Task instructions
Go through the listing and retype each line exactly.

++++++++++++++++++++

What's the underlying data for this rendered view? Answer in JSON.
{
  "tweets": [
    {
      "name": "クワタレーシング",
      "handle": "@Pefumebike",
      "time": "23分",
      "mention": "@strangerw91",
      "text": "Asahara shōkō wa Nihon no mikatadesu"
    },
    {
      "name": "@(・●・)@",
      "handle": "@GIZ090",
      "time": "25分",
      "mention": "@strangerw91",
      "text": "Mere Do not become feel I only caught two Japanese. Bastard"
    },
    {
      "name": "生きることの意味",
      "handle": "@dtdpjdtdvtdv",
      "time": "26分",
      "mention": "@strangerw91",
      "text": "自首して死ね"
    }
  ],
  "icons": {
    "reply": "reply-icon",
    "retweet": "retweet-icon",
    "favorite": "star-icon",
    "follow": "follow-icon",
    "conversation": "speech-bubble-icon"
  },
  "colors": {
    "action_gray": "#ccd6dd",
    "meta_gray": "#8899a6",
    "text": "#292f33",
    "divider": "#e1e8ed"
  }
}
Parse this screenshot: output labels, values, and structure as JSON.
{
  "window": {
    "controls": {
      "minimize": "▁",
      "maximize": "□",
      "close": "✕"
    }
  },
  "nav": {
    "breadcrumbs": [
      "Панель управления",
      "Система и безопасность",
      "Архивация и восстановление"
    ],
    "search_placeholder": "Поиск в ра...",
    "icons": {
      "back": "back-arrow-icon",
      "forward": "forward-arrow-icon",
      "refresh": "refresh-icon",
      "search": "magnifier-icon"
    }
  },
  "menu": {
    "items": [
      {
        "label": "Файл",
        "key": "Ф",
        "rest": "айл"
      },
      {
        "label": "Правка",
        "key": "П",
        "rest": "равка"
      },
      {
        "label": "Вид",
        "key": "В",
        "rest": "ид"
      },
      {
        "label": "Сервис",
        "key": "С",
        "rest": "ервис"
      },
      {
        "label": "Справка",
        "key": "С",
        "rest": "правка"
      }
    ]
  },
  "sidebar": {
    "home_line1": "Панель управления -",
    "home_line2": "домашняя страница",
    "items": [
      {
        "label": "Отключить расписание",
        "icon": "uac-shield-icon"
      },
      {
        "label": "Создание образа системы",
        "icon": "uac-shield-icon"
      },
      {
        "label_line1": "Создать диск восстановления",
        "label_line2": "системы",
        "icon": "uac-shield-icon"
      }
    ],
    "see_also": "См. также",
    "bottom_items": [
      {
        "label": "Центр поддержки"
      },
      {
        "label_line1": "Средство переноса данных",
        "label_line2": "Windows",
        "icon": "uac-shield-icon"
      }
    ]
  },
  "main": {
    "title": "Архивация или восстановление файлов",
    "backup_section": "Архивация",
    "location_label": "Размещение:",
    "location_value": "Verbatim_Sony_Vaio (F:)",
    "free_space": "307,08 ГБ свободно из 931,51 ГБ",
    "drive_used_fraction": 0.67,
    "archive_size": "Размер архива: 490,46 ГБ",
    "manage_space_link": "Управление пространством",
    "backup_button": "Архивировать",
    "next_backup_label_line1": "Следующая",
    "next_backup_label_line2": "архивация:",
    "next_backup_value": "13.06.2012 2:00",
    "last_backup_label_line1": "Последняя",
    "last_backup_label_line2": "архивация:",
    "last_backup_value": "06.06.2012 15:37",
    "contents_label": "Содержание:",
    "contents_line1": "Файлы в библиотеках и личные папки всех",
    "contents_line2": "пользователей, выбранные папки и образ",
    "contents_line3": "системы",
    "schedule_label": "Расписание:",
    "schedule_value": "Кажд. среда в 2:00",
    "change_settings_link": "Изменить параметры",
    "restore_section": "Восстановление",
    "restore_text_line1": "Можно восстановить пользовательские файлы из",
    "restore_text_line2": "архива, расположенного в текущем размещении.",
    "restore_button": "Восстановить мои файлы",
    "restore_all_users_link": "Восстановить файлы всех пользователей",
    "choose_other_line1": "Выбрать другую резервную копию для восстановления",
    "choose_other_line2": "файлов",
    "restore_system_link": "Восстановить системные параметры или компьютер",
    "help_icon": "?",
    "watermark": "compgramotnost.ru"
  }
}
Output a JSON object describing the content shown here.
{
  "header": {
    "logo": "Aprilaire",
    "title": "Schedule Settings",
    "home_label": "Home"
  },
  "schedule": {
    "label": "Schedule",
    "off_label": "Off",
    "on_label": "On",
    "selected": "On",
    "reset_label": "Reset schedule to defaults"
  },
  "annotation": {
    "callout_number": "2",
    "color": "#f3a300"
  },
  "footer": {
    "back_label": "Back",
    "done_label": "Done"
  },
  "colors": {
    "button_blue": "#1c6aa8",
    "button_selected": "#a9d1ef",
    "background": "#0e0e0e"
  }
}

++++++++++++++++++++

Completed task
What's the underlying data for this rendered view? Answer in JSON.
{
  "tweets": [
    {
      "name": "クワタレーシング",
      "handle": "@Pefumebike",
      "time": "23分",
      "mention": "@strangerw91",
      "text": "Asahara shōkō wa Nihon no mikatadesu"
    },
    {
      "name": "@(・●・)@",
      "handle": "@GIZ090",
      "time": "25分",
      "mention": "@strangerw91",
      "text": "Mere Do not become feel I only caught two Japanese. Bastard"
    },
    {
      "name": "生きることの意味",
      "handle": "@dtdpjdtdvtdv",
      "time": "26分",
      "mention": "@strangerw91",
      "text": "自首して死ね"
    }
  ],
  "icons": {
    "reply": "reply-icon",
    "retweet": "retweet-icon",
    "favorite": "star-icon",
    "follow": "follow-icon",
    "conversation": "speech-bubble-icon"
  },
  "colors": {
    "action_gray": "#ccd6dd",
    "meta_gray": "#8899a6",
    "text": "#292f33",
    "divider": "#e1e8ed"
  }
}
Parse this screenshot: output labels, values, and structure as JSON.
{
  "window": {
    "controls": {
      "minimize": "▁",
      "maximize": "□",
      "close": "✕"
    }
  },
  "nav": {
    "breadcrumbs": [
      "Панель управления",
      "Система и безопасность",
      "Архивация и восстановление"
    ],
    "search_placeholder": "Поиск в ра...",
    "icons": {
      "back": "back-arrow-icon",
      "forward": "forward-arrow-icon",
      "refresh": "refresh-icon",
      "search": "magnifier-icon"
    }
  },
  "menu": {
    "items": [
      {
        "label": "Файл",
        "key": "Ф",
        "rest": "айл"
      },
      {
        "label": "Правка",
        "key": "П",
        "rest": "равка"
      },
      {
        "label": "Вид",
        "key": "В",
        "rest": "ид"
      },
      {
        "label": "Сервис",
        "key": "С",
        "rest": "ервис"
      },
      {
        "label": "Справка",
        "key": "С",
        "rest": "правка"
      }
    ]
  },
  "sidebar": {
    "home_line1": "Панель управления -",
    "home_line2": "домашняя страница",
    "items": [
      {
        "label": "Отключить расписание",
        "icon": "uac-shield-icon"
      },
      {
        "label": "Создание образа системы",
        "icon": "uac-shield-icon"
      },
      {
        "label_line1": "Создать диск восстановления",
        "label_line2": "системы",
        "icon": "uac-shield-icon"
      }
    ],
    "see_also": "См. также",
    "bottom_items": [
      {
        "label": "Центр поддержки"
      },
      {
        "label_line1": "Средство переноса данных",
        "label_line2": "Windows",
        "icon": "uac-shield-icon"
      }
    ]
  },
  "main": {
    "title": "Архивация или восстановление файлов",
    "backup_section": "Архивация",
    "location_label": "Размещение:",
    "location_value": "Verbatim_Sony_Vaio (F:)",
    "free_space": "307,08 ГБ свободно из 931,51 ГБ",
    "drive_used_fraction": 0.67,
    "archive_size": "Размер архива: 490,46 ГБ",
    "manage_space_link": "Управление пространством",
    "backup_button": "Архивировать",
    "next_backup_label_line1": "Следующая",
    "next_backup_label_line2": "архивация:",
    "next_backup_value": "13.06.2012 2:00",
    "last_backup_label_line1": "Последняя",
    "last_backup_label_line2": "архивация:",
    "last_backup_value": "06.06.2012 15:37",
    "contents_label": "Содержание:",
    "contents_line1": "Файлы в библиотеках и личные папки всех",
    "contents_line2": "пользователей, выбранные папки и образ",
    "contents_line3": "системы",
    "schedule_label": "Расписание:",
    "schedule_value": "Кажд. среда в 2:00",
    "change_settings_link": "Изменить параметры",
    "restore_section": "Восстановление",
    "restore_text_line1": "Можно восстановить пользовательские файлы из",
    "restore_text_line2": "архива, расположенного в текущем размещении.",
    "restore_button": "Восстановить мои файлы",
    "restore_all_users_link": "Восстановить файлы всех пользователей",
    "choose_other_line1": "Выбрать другую резервную копию для восстановления",
    "choose_other_line2": "файлов",
    "restore_system_link": "Восстановить системные параметры или компьютер",
    "help_icon": "?",
    "watermark": "compgramotnost.ru"
  }
}
Output a JSON object describing the content shown here.
{
  "header": {
    "logo": "Aprilaire",
    "title": "Schedule Settings",
    "home_label": "Home"
  },
  "schedule": {
    "label": "Schedule",
    "off_label": "Off",
    "on_label": "On",
    "selected": "On",
    "reset_label": "Reset schedule to defaults"
  },
  "annotation": {
    "callout_number": "2",
    "color": "#f3a300"
  },
  "footer": {
    "back_label": "Back",
    "done_label": "Done"
  },
  "colors": {
    "button_blue": "#1c6aa8",
    "button_selected": "#a9d1ef",
    "background": "#0e0e0e"
  }
}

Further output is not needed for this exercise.